== What is expected ==
What you return should be only the lines starting at the one that contains "Parse this screenshot: output" and running to the end of the listing, exactly as written, minus any pictures.

== Study material ==
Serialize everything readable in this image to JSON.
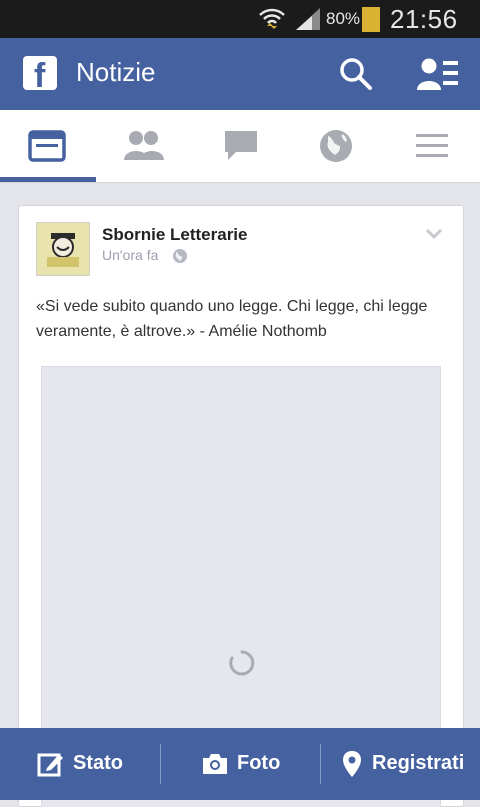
{
  "status_bar": {
    "battery_percent": "80%",
    "time": "21:56"
  },
  "app_bar": {
    "title": "Notizie"
  },
  "tabs": [
    {
      "icon": "news-feed-icon",
      "active": true
    },
    {
      "icon": "friends-icon",
      "active": false
    },
    {
      "icon": "messages-icon",
      "active": false
    },
    {
      "icon": "globe-icon",
      "active": false
    },
    {
      "icon": "menu-icon",
      "active": false
    }
  ],
  "post": {
    "author": "Sbornie Letterarie",
    "time": "Un'ora fa",
    "text": "«Si vede subito quando uno legge. Chi legge, chi legge veramente, è altrove.» - Amélie Nothomb",
    "avatar_caption": "sbornie letterarie"
  },
  "bottom_bar": {
    "status_label": "Stato",
    "photo_label": "Foto",
    "checkin_label": "Registrati"
  },
  "colors": {
    "brand": "#4561a0",
    "statusbar": "#1b1b1b",
    "battery": "#d8b230"
  }
}
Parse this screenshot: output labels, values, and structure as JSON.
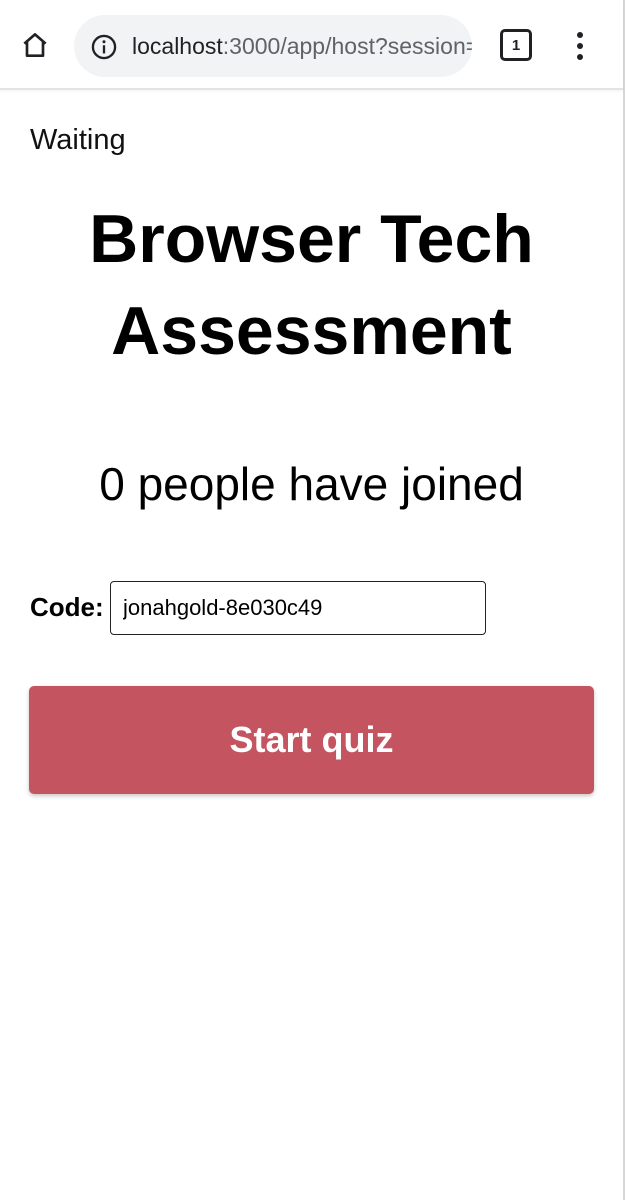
{
  "browser": {
    "url_host": "localhost",
    "url_rest": ":3000/app/host?session=",
    "tab_count": "1",
    "icons": {
      "home": "home-icon",
      "info": "info-icon",
      "tabs": "tab-switcher-icon",
      "menu": "more-vert-icon"
    }
  },
  "page": {
    "status": "Waiting",
    "title": "Browser Tech Assessment",
    "joined_text": "0 people have joined",
    "code_label": "Code:",
    "code_value": "jonahgold-8e030c49",
    "start_label": "Start quiz"
  },
  "colors": {
    "start_button": "#c45560",
    "start_text": "#ffffff"
  }
}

== Final answer ==
Parse this screenshot: output labels, values, and structure as JSON.
{
  "browser": {
    "url_host": "localhost",
    "url_rest": ":3000/app/host?session=",
    "tab_count": "1",
    "icons": {
      "home": "home-icon",
      "info": "info-icon",
      "tabs": "tab-switcher-icon",
      "menu": "more-vert-icon"
    }
  },
  "page": {
    "status": "Waiting",
    "title": "Browser Tech Assessment",
    "joined_text": "0 people have joined",
    "code_label": "Code:",
    "code_value": "jonahgold-8e030c49",
    "start_label": "Start quiz"
  },
  "colors": {
    "start_button": "#c45560",
    "start_text": "#ffffff"
  }
}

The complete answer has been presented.